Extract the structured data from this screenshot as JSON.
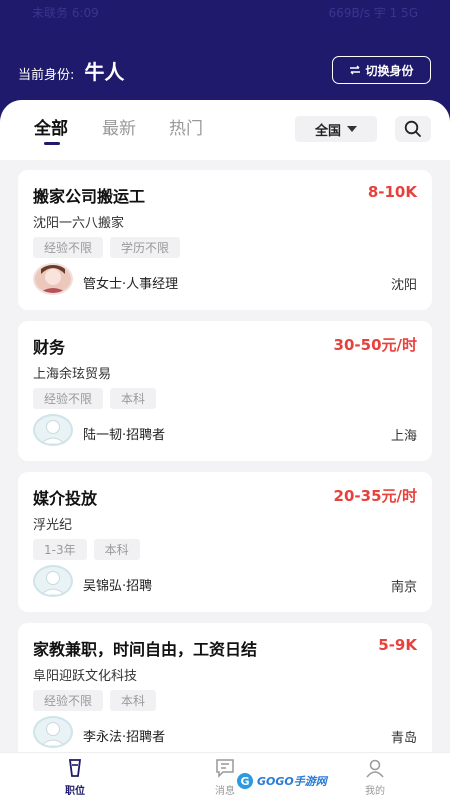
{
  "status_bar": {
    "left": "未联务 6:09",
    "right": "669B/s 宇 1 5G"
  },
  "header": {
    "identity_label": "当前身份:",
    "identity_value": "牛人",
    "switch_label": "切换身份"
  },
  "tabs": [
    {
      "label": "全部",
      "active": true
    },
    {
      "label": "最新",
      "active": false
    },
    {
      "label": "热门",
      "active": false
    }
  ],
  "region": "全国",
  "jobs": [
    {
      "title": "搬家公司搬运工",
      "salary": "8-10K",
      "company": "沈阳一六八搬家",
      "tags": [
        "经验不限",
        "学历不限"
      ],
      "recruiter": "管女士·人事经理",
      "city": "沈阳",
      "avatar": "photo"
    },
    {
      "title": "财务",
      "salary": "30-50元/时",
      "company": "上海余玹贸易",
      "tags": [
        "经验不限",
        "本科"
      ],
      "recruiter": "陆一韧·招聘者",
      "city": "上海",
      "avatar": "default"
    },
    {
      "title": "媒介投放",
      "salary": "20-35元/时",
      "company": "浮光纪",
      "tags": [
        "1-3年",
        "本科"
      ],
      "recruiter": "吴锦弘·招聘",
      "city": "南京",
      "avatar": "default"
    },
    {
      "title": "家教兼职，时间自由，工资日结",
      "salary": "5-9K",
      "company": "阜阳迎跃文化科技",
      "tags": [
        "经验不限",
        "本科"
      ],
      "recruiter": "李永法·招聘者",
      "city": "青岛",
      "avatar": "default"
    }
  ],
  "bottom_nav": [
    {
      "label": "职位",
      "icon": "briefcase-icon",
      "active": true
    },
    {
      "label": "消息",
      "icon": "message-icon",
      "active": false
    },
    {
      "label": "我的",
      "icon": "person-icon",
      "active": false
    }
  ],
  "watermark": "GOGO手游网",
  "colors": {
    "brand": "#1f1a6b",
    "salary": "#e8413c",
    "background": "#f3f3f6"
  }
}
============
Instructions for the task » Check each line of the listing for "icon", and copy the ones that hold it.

Exercise response »
      "icon": "briefcase-icon",
      "icon": "message-icon",
      "icon": "person-icon",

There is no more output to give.